It was cold morning ride but it was also darn sure pretty.
That fog made roundup this morning really hard: couldn’t see the cows, they couldn’t see where to go.
Most of us just kept our little bunches of cows headed for all the mooing that was going on south at the corrals.
Except we had a couple guys on quads that did a real good job of confusing the cows which were following quad tracks every which direction.
We did have some good help. I really like this man and his little healer cross dog: humble, soft spoken, and kind.
The dog is the most cheerful soul (he was just jumping with glee to get to come today) and can’t hardly take his eyes of his old cowboy. Even a bad dog is welcome with us, not that this one is bad.
These are the only 2 trees and we usually can see them from quite a distance. They are close to the South camp and the corrals. We started at first light and had about half the cattle rounded up when I took this picture. The ones I took before this I guess it was too dark for them to turn out.
Buddy looked a little frosty.
And so did the cows. The members helping in the corral were all dressed in their warm duds. The cattle are all pushed into a very big pen together.
Then a few at a time are moved into this alleyway.
Then into here where they move one at a time
towards the announcer who reads the member’s number on the yellow ear tag as the cow comes towards him.
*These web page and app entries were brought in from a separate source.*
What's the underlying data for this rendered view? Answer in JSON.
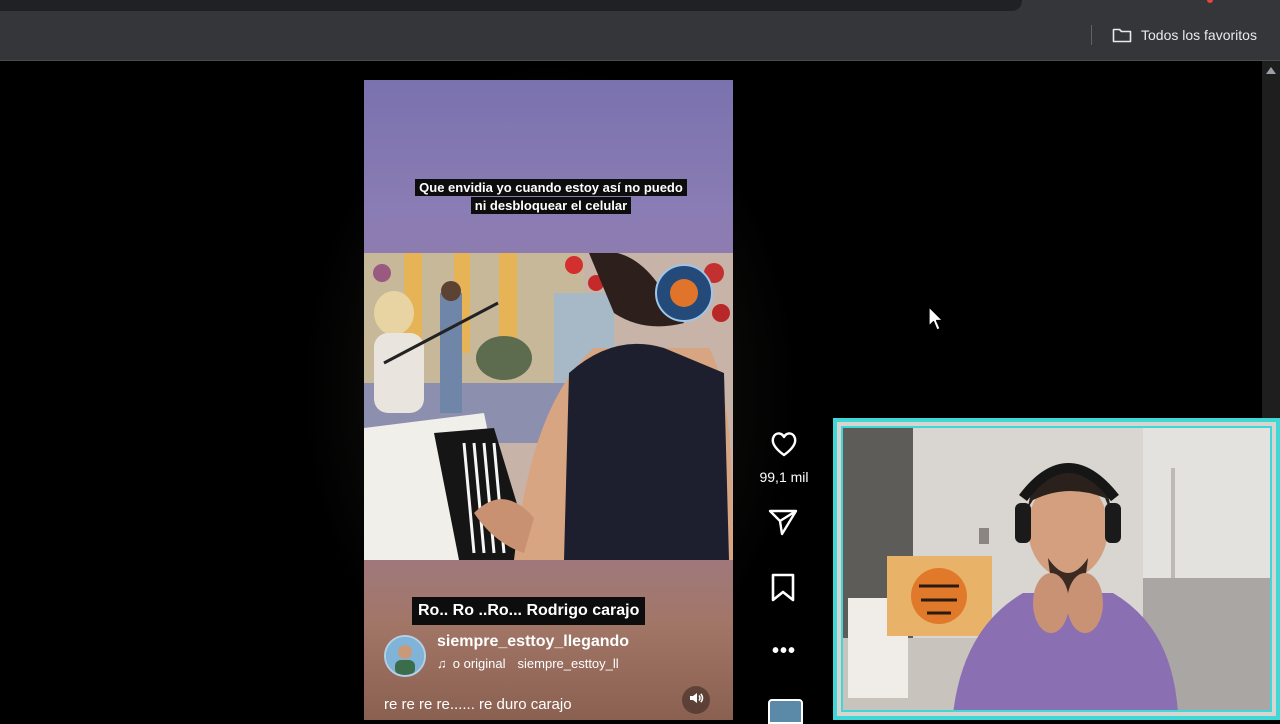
{
  "browser": {
    "bookmarks_bar": {
      "all_bookmarks_label": "Todos los favoritos",
      "folder_icon": "folder-icon"
    }
  },
  "video": {
    "caption_top": "Que envidia yo cuando estoy así no puedo ni desbloquear el celular",
    "watermark_icon": "planeta-logo-icon",
    "caption_bottom": "Ro.. Ro ..Ro...  Rodrigo carajo",
    "author": {
      "username": "siempre_esttoy_llegando"
    },
    "audio": {
      "icon": "music-note-icon",
      "title": "o original",
      "creator": "siempre_esttoy_ll"
    },
    "description": "re re re re...... re duro carajo",
    "mute_icon": "speaker-icon"
  },
  "actions": {
    "like": {
      "icon": "heart-icon",
      "count": "99,1 mil"
    },
    "share": {
      "icon": "send-icon"
    },
    "save": {
      "icon": "bookmark-icon"
    },
    "more": {
      "icon": "more-icon",
      "label": "•••"
    }
  },
  "colors": {
    "webcam_border": "#3fd8d6",
    "browser_chrome": "#35363a"
  }
}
They always choose a great big strong guy like the fellow in blue (a big man) to run the swinging gate at the end of this alley and he sorts them to the right or left alleyways.
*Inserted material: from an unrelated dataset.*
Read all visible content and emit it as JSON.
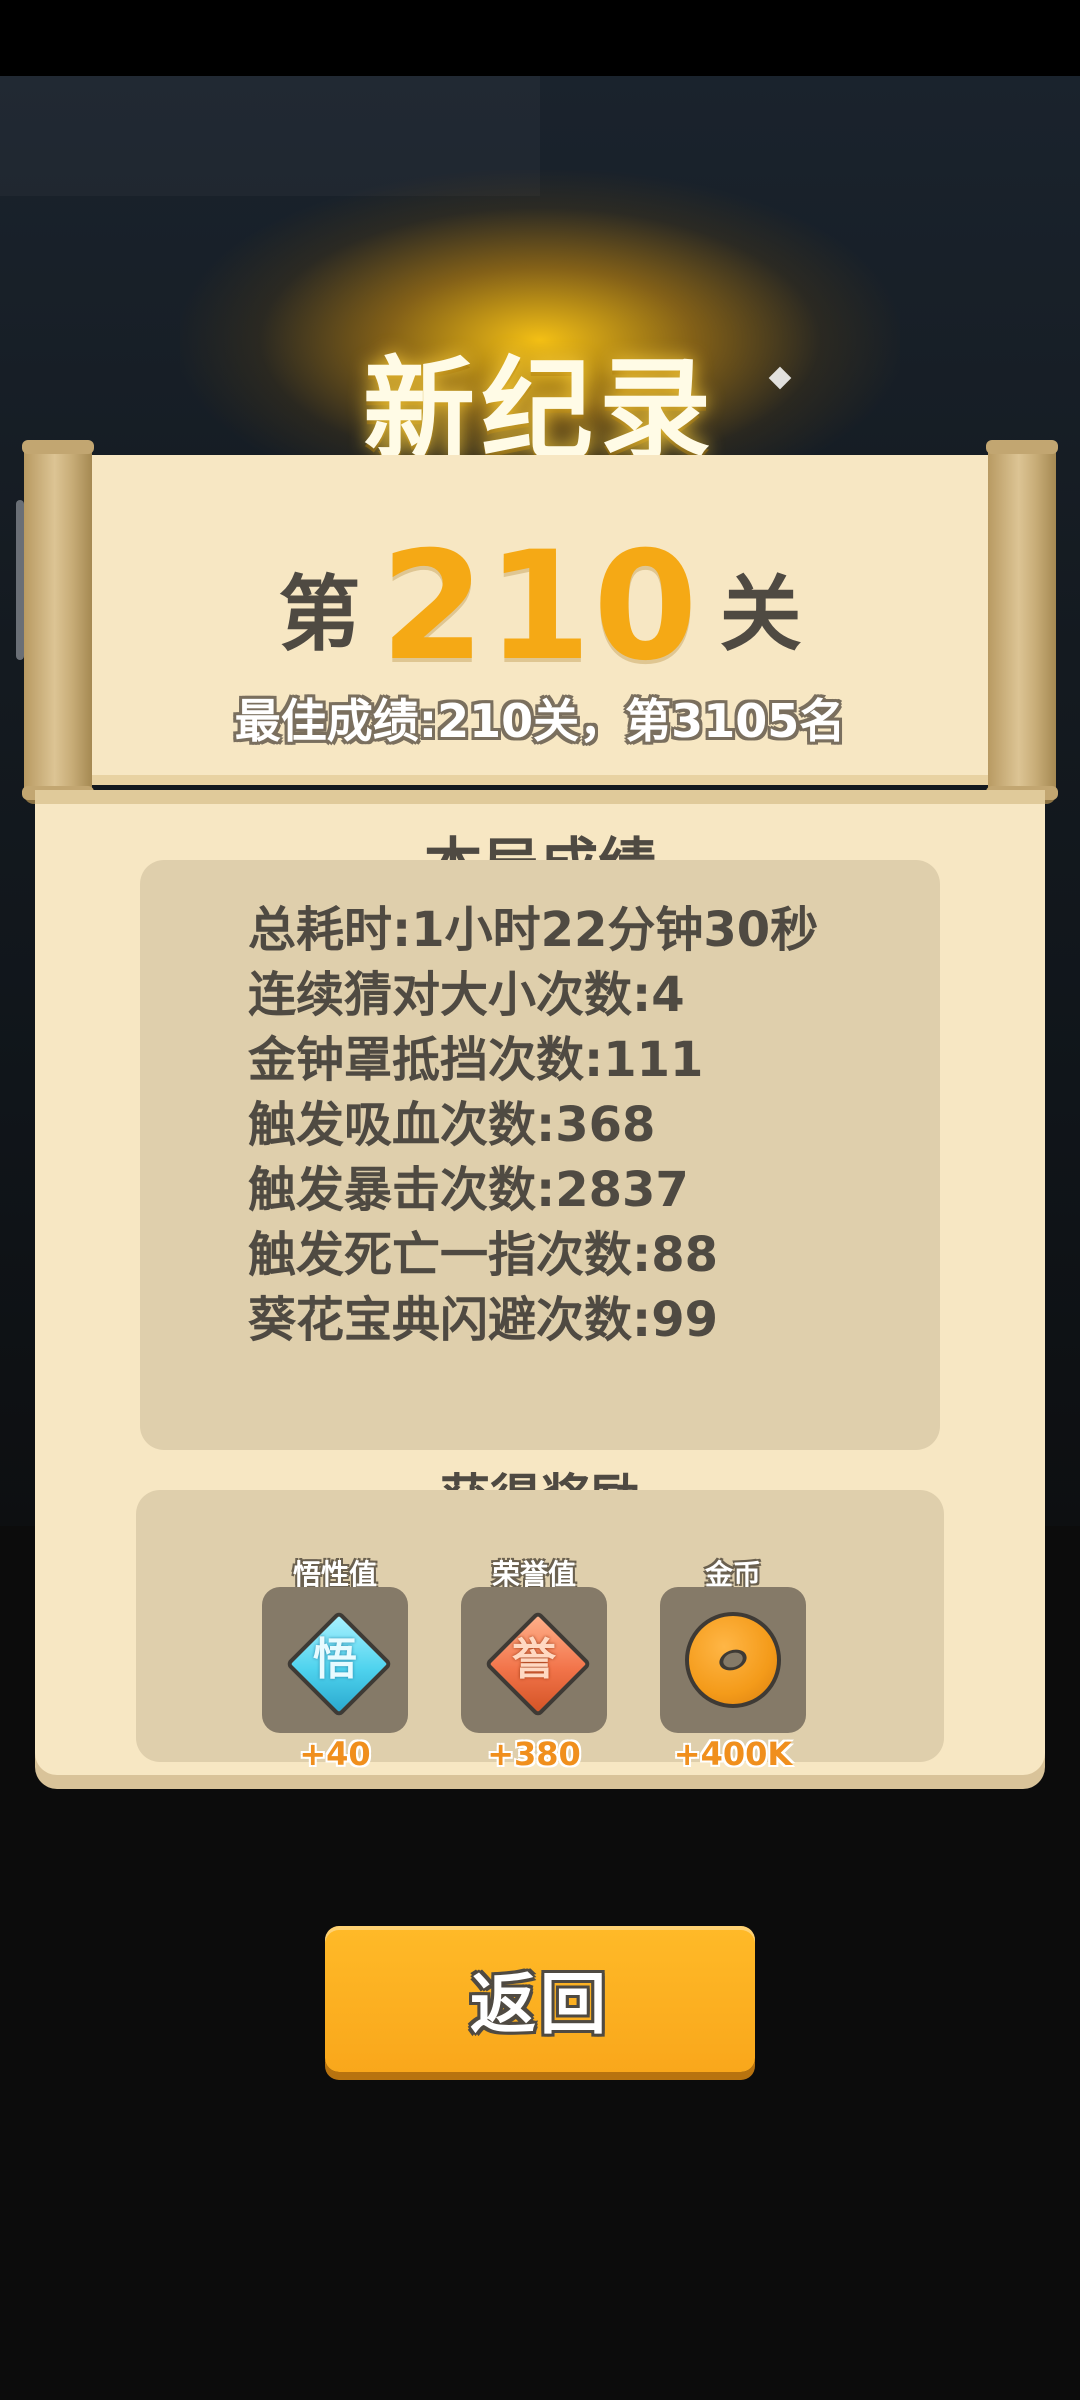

Then cows and calves (not usually together by now) go down the alleyways where each gate is maned by a member and his cows go in that pen.
Some neighbor’s cows sometimes get mixed up with ours or some cows have lost their ear tag so they go into the stray pen so their brands can get read and later we figure out where they go.
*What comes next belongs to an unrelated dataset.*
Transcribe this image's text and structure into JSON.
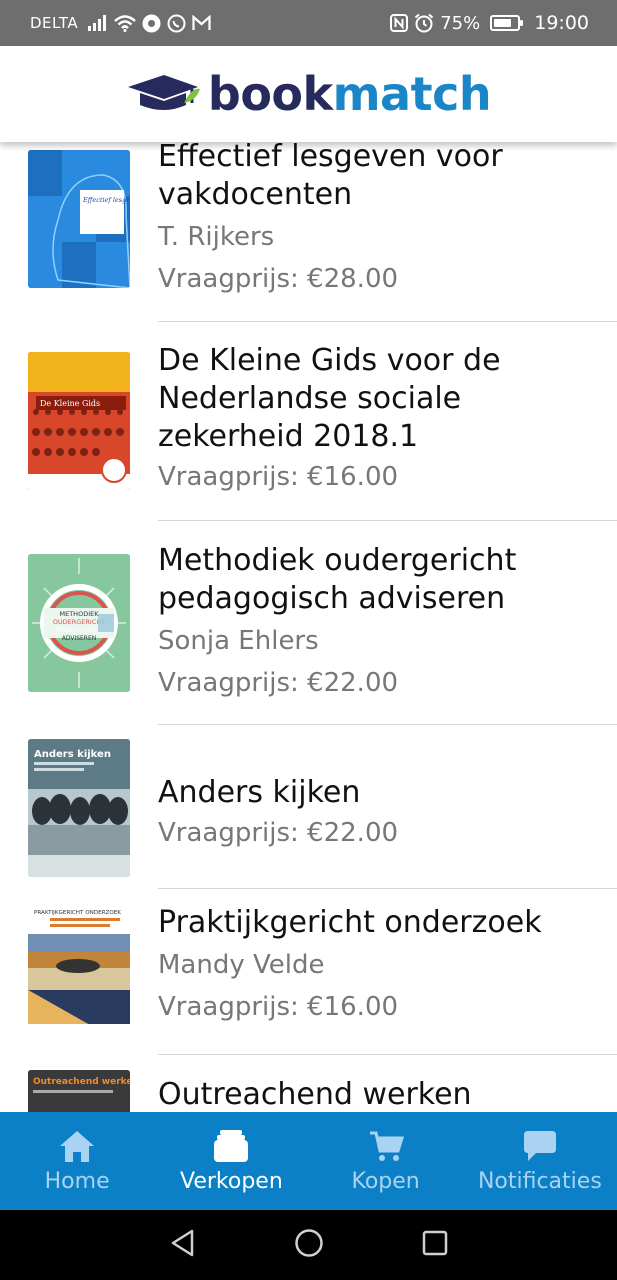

(It was so cold you could see the cow’s breath)
It all works like a well oiled machine and 1800 head can get rounded up and sorted before noon and in the afternoon people trail their cattle home across the bridge over the creek and south down the road. Each group is counted out and leave at spaced out intervals. A few that live too far away haul theirs home but most folks on horseback take them home with a truck or quad to help.
So now it’s just a great big 40,000 acres of emptiness until the cows return in the spring and work starts all over again.